Directions ->
Going through the data below, please show each line containing the string "true".

Dataset entries ->
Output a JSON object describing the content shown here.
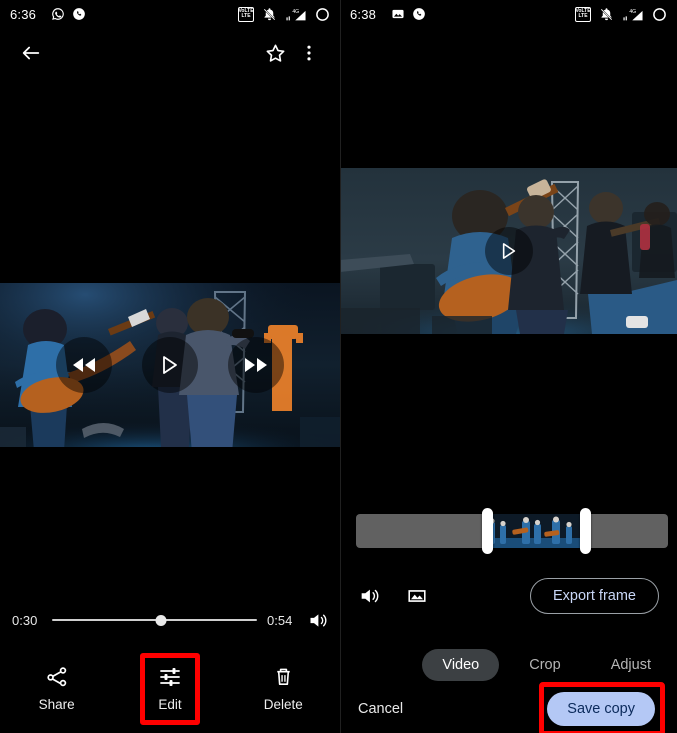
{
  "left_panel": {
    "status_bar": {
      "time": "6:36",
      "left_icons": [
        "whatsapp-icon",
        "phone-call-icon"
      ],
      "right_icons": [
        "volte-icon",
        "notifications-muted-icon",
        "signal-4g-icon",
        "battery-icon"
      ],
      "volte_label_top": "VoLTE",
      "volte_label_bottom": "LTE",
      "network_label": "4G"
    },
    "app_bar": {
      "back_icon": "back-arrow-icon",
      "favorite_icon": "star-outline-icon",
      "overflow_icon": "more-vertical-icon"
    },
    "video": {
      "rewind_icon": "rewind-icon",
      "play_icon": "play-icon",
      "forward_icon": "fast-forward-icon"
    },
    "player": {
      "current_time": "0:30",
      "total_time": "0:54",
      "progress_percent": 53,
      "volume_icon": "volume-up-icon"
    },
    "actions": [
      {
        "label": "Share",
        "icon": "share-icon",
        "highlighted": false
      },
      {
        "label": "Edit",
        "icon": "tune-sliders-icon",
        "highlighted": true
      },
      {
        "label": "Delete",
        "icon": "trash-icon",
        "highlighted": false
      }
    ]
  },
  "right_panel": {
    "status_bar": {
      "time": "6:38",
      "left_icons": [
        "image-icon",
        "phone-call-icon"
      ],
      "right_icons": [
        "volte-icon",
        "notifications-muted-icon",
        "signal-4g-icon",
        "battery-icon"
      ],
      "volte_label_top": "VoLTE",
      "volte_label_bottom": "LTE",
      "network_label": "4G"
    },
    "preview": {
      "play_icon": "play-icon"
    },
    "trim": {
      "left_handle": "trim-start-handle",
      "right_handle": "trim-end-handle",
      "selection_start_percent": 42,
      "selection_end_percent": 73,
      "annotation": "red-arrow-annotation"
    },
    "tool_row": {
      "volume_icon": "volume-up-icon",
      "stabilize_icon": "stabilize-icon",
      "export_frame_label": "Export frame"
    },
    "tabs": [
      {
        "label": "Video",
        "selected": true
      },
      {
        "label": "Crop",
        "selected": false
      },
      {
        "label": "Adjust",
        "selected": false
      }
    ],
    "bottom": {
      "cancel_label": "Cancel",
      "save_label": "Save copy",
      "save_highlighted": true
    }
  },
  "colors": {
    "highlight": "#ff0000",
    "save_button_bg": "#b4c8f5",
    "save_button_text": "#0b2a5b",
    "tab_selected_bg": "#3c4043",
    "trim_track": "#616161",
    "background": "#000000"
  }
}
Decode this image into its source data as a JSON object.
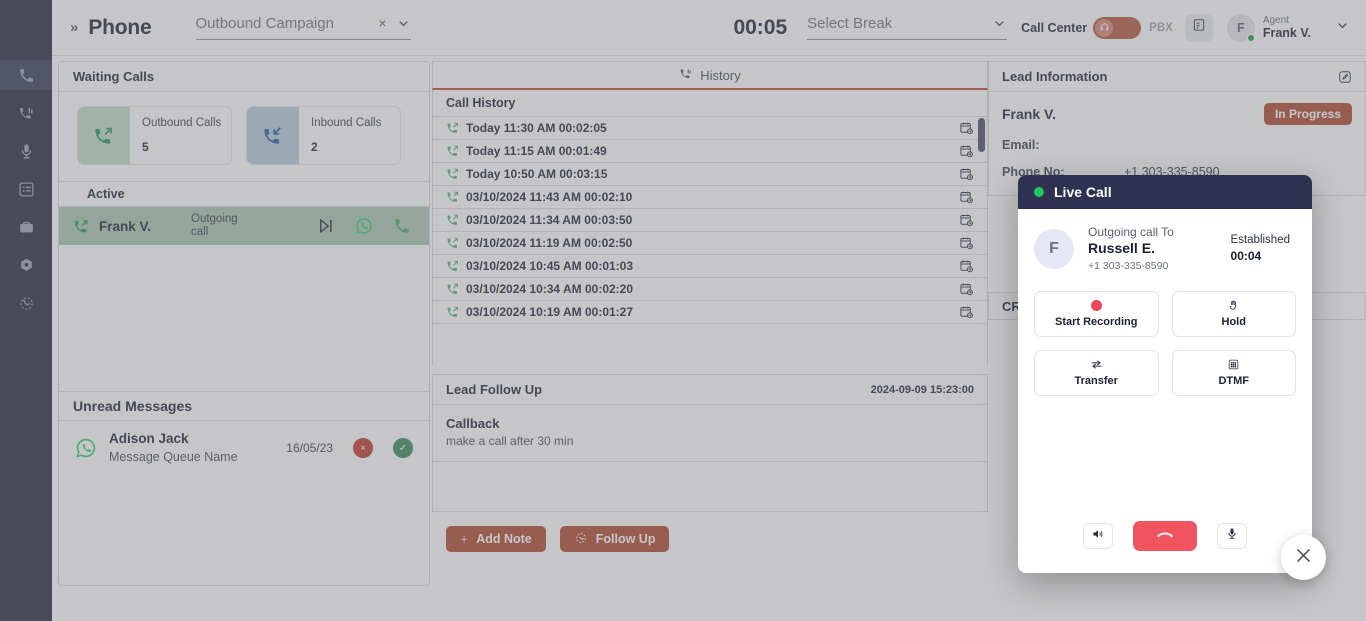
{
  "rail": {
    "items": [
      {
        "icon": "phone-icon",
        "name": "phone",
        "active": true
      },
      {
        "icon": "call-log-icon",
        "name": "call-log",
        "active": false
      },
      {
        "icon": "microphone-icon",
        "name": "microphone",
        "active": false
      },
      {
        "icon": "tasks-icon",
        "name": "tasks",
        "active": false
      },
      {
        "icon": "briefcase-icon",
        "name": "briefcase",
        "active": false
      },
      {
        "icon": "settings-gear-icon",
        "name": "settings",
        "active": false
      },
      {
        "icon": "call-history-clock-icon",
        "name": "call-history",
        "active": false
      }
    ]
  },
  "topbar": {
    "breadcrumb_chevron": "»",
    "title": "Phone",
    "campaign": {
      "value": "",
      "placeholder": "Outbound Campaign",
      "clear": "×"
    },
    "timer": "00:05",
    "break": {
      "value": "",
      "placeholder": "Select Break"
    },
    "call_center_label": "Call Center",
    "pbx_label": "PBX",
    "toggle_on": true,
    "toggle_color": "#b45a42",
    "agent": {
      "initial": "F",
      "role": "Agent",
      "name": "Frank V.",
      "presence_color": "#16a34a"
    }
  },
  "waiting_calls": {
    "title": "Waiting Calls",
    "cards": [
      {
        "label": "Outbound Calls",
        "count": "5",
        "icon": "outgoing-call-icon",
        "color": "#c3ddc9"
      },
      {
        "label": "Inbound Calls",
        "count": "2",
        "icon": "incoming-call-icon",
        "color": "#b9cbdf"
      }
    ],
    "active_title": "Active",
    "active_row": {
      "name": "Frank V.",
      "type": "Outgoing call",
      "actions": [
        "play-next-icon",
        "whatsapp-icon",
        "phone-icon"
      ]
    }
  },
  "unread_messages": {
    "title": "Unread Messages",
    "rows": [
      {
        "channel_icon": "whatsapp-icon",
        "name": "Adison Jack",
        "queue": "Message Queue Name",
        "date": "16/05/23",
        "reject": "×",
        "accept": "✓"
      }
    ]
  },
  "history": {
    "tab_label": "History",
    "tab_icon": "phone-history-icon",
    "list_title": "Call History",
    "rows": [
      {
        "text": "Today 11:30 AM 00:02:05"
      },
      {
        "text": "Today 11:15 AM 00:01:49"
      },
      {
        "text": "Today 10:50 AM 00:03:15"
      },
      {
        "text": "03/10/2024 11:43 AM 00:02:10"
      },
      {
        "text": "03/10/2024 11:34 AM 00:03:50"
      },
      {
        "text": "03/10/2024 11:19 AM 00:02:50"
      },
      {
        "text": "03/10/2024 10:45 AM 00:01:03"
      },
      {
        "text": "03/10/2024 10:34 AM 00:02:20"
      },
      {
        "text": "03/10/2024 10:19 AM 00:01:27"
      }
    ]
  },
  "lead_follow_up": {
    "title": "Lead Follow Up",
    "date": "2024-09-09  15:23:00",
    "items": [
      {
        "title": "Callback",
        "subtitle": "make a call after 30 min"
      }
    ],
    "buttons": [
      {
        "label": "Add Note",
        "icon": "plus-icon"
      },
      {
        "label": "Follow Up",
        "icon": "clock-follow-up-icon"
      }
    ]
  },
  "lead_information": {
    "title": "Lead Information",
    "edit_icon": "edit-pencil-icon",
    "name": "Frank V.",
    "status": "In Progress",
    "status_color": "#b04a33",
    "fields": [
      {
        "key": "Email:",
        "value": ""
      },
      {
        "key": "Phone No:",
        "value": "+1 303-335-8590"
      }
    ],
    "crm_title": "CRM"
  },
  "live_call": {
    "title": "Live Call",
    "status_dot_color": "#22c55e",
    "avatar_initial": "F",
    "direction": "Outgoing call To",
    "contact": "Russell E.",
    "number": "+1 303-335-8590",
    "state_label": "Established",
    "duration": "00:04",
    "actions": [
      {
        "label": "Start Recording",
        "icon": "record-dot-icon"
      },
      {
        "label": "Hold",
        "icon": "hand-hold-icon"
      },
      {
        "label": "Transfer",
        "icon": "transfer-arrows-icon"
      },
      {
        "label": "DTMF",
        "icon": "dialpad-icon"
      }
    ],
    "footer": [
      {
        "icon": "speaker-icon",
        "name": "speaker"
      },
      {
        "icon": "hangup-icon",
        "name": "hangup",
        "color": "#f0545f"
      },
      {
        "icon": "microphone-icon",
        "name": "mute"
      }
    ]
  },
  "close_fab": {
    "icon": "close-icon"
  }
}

The answer ->
        "highlighted": true
        "selected": true
      "save_highlighted": true
        "active": true
    "toggle_on": true,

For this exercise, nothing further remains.